Among refugee children, emotional and spiritual healing are the greatest needs. Meeting these needs has a major impact on their ability to learn and cope with life’s challenges after living through the loss of their entire way of life: family members, friends, schools, and homelands.
Sharon Saline, a clinical psychologist with expertise in trauma-related impact on adolescent mental health, explains, in an October, 2018 Education Today article:
“Relying more on the quick fight-or-flight reactions means that it’s easier for these kids to jump to anxiety and agitation. It can also be harder for them to form lasting friendships, to know how to soothe themselves when upset, and to process their feelings appropriately. Often, they mature more slowly, hanging out with younger kids and preferring comfortable social situations.”
The ripple effect of trauma destroys children’s natural trust for adults, and therefore, makes bonding with teachers and other authority figures that much more difficult.
Emotional and spiritual healing are in many ways one and the same; both impact a child’s ability to develop faith in anything, or anyone. God may seem cruel, absent, or uncaring to many children who have seen the horrors of war and religious persecution.
While most children in tent schools are from Muslim families, they find healing in their compassionate, understanding teacher representing the hands, feet and heart of Jesus. Building trust is the first step toward learning again, and then taking more steps toward trusting in God, adults, making new friends and seeing through eyes of hope.
Here is what one tent school teacher in Lebanon, Nivine Choaib, observes:
“The most rewarding part [of my job] is when I see my students’ progress educationally, and see them change for good. Spiritually, this gives me a lot of encouragement when I see them memorizing verses and singing for the Lord. That gives me more energy to press forward.”
We believe in a God that “heals all our diseases.” We want to continue to demonstrate this healing among the refugee and displaced children and their families wherever God calls us, and to those most in need of the Good News, the healing balm of God’s grace.
As we close this season of giving and the calendar year, we invite you to join in the healing taking place in the hearts, minds and souls of refugee children so that God may be glorified!

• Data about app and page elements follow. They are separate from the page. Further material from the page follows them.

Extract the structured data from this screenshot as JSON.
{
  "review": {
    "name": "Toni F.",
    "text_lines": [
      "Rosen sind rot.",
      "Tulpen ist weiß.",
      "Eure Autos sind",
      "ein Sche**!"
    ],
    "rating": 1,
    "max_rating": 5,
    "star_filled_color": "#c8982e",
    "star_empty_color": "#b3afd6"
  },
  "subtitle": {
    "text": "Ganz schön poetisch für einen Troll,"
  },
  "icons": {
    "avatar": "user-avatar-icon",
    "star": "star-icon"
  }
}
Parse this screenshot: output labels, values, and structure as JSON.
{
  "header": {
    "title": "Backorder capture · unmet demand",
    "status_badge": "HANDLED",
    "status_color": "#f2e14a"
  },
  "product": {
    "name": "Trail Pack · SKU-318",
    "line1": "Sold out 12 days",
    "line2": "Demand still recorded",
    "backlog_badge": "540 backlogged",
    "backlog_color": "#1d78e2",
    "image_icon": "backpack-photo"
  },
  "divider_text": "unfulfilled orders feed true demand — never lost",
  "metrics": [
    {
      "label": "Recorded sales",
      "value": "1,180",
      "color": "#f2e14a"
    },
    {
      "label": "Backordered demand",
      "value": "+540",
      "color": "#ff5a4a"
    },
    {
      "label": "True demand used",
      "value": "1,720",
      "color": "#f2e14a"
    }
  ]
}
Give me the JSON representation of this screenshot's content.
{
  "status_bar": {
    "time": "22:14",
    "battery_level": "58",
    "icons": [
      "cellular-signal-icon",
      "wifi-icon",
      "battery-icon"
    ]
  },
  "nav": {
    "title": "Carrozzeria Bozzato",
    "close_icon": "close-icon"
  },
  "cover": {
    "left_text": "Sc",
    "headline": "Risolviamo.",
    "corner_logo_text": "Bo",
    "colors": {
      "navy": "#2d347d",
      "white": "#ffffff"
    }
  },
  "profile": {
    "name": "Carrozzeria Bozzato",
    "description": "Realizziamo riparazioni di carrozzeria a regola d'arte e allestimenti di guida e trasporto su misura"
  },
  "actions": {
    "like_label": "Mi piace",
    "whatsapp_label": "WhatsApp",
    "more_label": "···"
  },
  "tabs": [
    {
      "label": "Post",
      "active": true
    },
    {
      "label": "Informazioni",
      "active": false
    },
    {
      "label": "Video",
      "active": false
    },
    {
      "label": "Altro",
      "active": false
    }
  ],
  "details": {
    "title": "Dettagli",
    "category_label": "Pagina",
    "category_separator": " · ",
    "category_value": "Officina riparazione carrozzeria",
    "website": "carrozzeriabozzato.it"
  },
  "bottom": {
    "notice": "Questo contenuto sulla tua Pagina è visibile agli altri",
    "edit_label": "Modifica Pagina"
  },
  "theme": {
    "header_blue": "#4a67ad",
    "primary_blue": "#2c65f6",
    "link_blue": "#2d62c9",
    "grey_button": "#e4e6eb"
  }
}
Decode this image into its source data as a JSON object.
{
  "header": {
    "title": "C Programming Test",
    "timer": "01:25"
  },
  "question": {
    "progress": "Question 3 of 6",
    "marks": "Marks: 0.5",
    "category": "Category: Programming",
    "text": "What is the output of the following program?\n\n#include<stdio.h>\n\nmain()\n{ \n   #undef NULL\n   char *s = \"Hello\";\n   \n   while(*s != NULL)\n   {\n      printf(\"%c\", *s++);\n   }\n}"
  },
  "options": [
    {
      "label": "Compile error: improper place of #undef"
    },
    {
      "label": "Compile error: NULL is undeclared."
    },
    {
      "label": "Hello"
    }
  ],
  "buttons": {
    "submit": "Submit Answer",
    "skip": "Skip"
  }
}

Thank you, and may God heal your every hurt during this wonderful season. Merry Christmas!
Dale Dieleman, Executive Director